- _What this task involves_
Your task is to give the entries back exactly, leaving nothing out.

- - -

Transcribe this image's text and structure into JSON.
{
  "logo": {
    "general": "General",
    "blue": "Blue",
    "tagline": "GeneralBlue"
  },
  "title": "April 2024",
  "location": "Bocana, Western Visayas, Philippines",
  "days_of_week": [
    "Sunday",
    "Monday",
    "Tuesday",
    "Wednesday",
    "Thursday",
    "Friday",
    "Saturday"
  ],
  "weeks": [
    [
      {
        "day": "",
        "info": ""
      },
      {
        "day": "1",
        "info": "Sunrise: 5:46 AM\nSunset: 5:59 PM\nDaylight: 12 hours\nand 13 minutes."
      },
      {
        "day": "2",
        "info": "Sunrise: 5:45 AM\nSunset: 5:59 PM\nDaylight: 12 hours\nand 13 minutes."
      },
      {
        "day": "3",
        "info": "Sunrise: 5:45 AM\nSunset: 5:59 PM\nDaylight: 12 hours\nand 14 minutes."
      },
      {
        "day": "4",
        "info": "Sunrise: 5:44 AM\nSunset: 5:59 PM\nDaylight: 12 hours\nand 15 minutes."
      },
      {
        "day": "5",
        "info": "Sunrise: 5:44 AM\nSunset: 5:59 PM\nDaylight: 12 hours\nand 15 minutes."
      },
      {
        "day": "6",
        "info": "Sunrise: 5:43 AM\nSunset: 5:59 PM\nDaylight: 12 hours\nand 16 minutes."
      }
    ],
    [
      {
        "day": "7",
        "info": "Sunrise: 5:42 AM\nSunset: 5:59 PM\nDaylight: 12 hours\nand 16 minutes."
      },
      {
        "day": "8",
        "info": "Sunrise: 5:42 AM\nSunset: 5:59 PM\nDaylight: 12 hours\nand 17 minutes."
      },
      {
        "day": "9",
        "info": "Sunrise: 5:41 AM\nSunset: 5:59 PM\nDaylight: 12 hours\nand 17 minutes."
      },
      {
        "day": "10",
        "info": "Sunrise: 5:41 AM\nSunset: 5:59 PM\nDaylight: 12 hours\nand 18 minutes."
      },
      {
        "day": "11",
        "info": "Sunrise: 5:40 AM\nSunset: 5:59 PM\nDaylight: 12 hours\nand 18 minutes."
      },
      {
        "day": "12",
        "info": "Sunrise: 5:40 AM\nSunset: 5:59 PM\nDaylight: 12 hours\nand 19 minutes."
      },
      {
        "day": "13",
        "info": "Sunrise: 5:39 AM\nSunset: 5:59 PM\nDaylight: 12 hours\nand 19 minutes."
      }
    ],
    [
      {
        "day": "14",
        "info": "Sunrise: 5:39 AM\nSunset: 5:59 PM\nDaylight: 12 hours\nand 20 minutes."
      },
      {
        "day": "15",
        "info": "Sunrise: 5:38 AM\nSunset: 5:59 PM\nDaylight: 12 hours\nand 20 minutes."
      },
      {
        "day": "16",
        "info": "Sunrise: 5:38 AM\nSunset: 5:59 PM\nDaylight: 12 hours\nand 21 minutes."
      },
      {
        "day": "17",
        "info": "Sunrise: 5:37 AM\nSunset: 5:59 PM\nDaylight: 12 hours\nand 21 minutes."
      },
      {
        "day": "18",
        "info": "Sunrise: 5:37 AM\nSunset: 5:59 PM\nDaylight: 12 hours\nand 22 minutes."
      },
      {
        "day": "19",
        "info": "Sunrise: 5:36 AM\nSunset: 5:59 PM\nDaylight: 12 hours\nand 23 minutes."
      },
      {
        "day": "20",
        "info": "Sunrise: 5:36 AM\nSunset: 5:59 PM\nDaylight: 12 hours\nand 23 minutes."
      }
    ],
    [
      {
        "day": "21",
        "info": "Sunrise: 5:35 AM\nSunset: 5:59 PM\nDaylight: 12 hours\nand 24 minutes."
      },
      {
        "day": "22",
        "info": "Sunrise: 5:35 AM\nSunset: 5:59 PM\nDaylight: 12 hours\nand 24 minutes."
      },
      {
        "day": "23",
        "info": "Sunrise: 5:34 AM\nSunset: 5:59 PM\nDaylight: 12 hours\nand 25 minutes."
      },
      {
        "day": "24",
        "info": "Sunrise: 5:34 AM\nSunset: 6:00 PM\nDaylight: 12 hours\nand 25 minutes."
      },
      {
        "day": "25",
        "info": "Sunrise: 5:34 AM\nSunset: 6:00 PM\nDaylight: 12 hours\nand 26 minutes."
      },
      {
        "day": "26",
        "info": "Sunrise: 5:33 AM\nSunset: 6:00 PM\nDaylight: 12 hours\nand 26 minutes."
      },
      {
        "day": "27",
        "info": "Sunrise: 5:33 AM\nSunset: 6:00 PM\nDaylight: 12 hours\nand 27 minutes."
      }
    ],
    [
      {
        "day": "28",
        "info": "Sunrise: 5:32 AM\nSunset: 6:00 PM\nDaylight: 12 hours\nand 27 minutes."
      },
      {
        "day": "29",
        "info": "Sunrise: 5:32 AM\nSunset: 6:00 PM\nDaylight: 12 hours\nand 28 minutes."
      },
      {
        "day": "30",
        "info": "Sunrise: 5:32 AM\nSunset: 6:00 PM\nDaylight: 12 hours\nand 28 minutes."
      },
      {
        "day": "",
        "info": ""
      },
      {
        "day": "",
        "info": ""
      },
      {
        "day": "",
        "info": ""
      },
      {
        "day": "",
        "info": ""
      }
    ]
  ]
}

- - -

- _Written solution_
Transcribe this image's text and structure into JSON.
{
  "logo": {
    "general": "General",
    "blue": "Blue",
    "tagline": "GeneralBlue"
  },
  "title": "April 2024",
  "location": "Bocana, Western Visayas, Philippines",
  "days_of_week": [
    "Sunday",
    "Monday",
    "Tuesday",
    "Wednesday",
    "Thursday",
    "Friday",
    "Saturday"
  ],
  "weeks": [
    [
      {
        "day": "",
        "info": ""
      },
      {
        "day": "1",
        "info": "Sunrise: 5:46 AM\nSunset: 5:59 PM\nDaylight: 12 hours\nand 13 minutes."
      },
      {
        "day": "2",
        "info": "Sunrise: 5:45 AM\nSunset: 5:59 PM\nDaylight: 12 hours\nand 13 minutes."
      },
      {
        "day": "3",
        "info": "Sunrise: 5:45 AM\nSunset: 5:59 PM\nDaylight: 12 hours\nand 14 minutes."
      },
      {
        "day": "4",
        "info": "Sunrise: 5:44 AM\nSunset: 5:59 PM\nDaylight: 12 hours\nand 15 minutes."
      },
      {
        "day": "5",
        "info": "Sunrise: 5:44 AM\nSunset: 5:59 PM\nDaylight: 12 hours\nand 15 minutes."
      },
      {
        "day": "6",
        "info": "Sunrise: 5:43 AM\nSunset: 5:59 PM\nDaylight: 12 hours\nand 16 minutes."
      }
    ],
    [
      {
        "day": "7",
        "info": "Sunrise: 5:42 AM\nSunset: 5:59 PM\nDaylight: 12 hours\nand 16 minutes."
      },
      {
        "day": "8",
        "info": "Sunrise: 5:42 AM\nSunset: 5:59 PM\nDaylight: 12 hours\nand 17 minutes."
      },
      {
        "day": "9",
        "info": "Sunrise: 5:41 AM\nSunset: 5:59 PM\nDaylight: 12 hours\nand 17 minutes."
      },
      {
        "day": "10",
        "info": "Sunrise: 5:41 AM\nSunset: 5:59 PM\nDaylight: 12 hours\nand 18 minutes."
      },
      {
        "day": "11",
        "info": "Sunrise: 5:40 AM\nSunset: 5:59 PM\nDaylight: 12 hours\nand 18 minutes."
      },
      {
        "day": "12",
        "info": "Sunrise: 5:40 AM\nSunset: 5:59 PM\nDaylight: 12 hours\nand 19 minutes."
      },
      {
        "day": "13",
        "info": "Sunrise: 5:39 AM\nSunset: 5:59 PM\nDaylight: 12 hours\nand 19 minutes."
      }
    ],
    [
      {
        "day": "14",
        "info": "Sunrise: 5:39 AM\nSunset: 5:59 PM\nDaylight: 12 hours\nand 20 minutes."
      },
      {
        "day": "15",
        "info": "Sunrise: 5:38 AM\nSunset: 5:59 PM\nDaylight: 12 hours\nand 20 minutes."
      },
      {
        "day": "16",
        "info": "Sunrise: 5:38 AM\nSunset: 5:59 PM\nDaylight: 12 hours\nand 21 minutes."
      },
      {
        "day": "17",
        "info": "Sunrise: 5:37 AM\nSunset: 5:59 PM\nDaylight: 12 hours\nand 21 minutes."
      },
      {
        "day": "18",
        "info": "Sunrise: 5:37 AM\nSunset: 5:59 PM\nDaylight: 12 hours\nand 22 minutes."
      },
      {
        "day": "19",
        "info": "Sunrise: 5:36 AM\nSunset: 5:59 PM\nDaylight: 12 hours\nand 23 minutes."
      },
      {
        "day": "20",
        "info": "Sunrise: 5:36 AM\nSunset: 5:59 PM\nDaylight: 12 hours\nand 23 minutes."
      }
    ],
    [
      {
        "day": "21",
        "info": "Sunrise: 5:35 AM\nSunset: 5:59 PM\nDaylight: 12 hours\nand 24 minutes."
      },
      {
        "day": "22",
        "info": "Sunrise: 5:35 AM\nSunset: 5:59 PM\nDaylight: 12 hours\nand 24 minutes."
      },
      {
        "day": "23",
        "info": "Sunrise: 5:34 AM\nSunset: 5:59 PM\nDaylight: 12 hours\nand 25 minutes."
      },
      {
        "day": "24",
        "info": "Sunrise: 5:34 AM\nSunset: 6:00 PM\nDaylight: 12 hours\nand 25 minutes."
      },
      {
        "day": "25",
        "info": "Sunrise: 5:34 AM\nSunset: 6:00 PM\nDaylight: 12 hours\nand 26 minutes."
      },
      {
        "day": "26",
        "info": "Sunrise: 5:33 AM\nSunset: 6:00 PM\nDaylight: 12 hours\nand 26 minutes."
      },
      {
        "day": "27",
        "info": "Sunrise: 5:33 AM\nSunset: 6:00 PM\nDaylight: 12 hours\nand 27 minutes."
      }
    ],
    [
      {
        "day": "28",
        "info": "Sunrise: 5:32 AM\nSunset: 6:00 PM\nDaylight: 12 hours\nand 27 minutes."
      },
      {
        "day": "29",
        "info": "Sunrise: 5:32 AM\nSunset: 6:00 PM\nDaylight: 12 hours\nand 28 minutes."
      },
      {
        "day": "30",
        "info": "Sunrise: 5:32 AM\nSunset: 6:00 PM\nDaylight: 12 hours\nand 28 minutes."
      },
      {
        "day": "",
        "info": ""
      },
      {
        "day": "",
        "info": ""
      },
      {
        "day": "",
        "info": ""
      },
      {
        "day": "",
        "info": ""
      }
    ]
  ]
}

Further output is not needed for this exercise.